Previous SPTK Post: Random Processes Next SPTK Post: Echo Detection
In this Signal Processing ToolKit post we take a close look at the basic sampling theorem used daily by signal-processing engineers. Application of the sampling theorem is a way to choose a sampling rate for converting an analog continuous-time signal to a digital discrete-time signal. The former is ubiquitous in the physical world–for example all the radio-frequency signals whizzing around in the air and through your body right now. The latter is ubiquitous in the computing-device world–for example all those digital-audio files on your
Discman Itunes Ipod DVD Smartphone Cloud Neuralink Singularity.
So how are those physical real-world analog signals converted to convenient lists of finite-precision numbers that we can apply arithmetic to? For that’s all [digital or cyclostationary] signal processing is at bottom: arithmetic. You might know the basic rule-of-thumb for choosing a sampling rate: Make sure it is at least twice as big as the largest frequency component in the analog signal undergoing the sampling. But why, exactly, and what does ‘largest frequency component’ mean?
Continue reading “SPTK: Sampling and The Sampling Theorem”
Let’s take a look at an even faster spectral correlation function estimator. How useful is it for CSP applications in communications?
Reader Gideon pointed out that Antoni had published a paper a year after the paper that I considered in my first Antoni post. This newer paper, The Literature [R172], promises a faster fast spectral correlation estimator, and it delivers on that according to the analysis in the paper. However, I think the faster fast spectral correlation estimator is just as limited as the slower fast spectral correlation estimator when considered in the context of communication-signal processing.
And, to be fair, Antoni doesn’t often consider the context of communication-signal processing. His favored application is fault detection in mechanical systems with rotating parts. But I still don’t think the way he compares his fast and faster estimators to conventional estimators is fair. The reason is that his estimators are both severely limited in the maximum cycle frequency that can be processed, relative to the maximum cycle frequency that is possible.

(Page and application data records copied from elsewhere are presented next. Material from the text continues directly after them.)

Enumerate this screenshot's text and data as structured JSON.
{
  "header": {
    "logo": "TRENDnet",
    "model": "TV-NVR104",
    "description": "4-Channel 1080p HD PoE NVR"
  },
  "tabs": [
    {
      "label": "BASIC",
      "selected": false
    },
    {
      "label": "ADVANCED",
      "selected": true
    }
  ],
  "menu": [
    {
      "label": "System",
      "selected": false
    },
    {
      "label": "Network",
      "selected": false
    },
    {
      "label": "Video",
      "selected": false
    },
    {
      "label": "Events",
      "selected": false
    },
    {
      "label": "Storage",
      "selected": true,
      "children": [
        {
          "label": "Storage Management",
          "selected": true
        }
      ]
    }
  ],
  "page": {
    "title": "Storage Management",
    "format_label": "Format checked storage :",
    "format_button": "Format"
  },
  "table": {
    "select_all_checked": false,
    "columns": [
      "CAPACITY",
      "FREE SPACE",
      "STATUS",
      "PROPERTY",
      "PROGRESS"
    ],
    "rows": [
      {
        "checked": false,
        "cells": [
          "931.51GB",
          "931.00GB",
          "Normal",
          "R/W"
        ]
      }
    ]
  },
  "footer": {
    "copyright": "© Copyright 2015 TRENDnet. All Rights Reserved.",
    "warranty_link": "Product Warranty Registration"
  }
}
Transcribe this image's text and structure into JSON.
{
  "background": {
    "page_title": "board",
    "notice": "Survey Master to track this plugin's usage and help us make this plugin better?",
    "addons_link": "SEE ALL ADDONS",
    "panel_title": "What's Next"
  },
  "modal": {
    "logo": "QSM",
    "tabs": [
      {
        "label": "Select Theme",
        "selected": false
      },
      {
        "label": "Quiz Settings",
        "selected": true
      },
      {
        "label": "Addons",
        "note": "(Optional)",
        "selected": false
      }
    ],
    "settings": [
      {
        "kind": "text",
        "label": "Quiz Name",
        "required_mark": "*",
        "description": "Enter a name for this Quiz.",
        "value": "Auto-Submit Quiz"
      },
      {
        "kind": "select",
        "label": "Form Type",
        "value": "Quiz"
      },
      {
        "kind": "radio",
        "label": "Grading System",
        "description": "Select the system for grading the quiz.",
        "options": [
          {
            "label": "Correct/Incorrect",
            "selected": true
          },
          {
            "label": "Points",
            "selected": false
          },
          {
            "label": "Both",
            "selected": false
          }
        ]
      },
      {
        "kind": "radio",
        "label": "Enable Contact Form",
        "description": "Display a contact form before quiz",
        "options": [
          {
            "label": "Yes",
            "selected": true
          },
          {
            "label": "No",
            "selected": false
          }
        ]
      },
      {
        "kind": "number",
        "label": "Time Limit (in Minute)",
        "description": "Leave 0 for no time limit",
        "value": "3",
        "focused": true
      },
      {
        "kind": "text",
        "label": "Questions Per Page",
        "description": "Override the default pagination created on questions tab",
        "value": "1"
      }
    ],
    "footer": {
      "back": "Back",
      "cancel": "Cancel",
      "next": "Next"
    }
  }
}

Let’s take a look.
Continue reading “Update on J. Antoni’s Fast Spectral Correlation Estimator”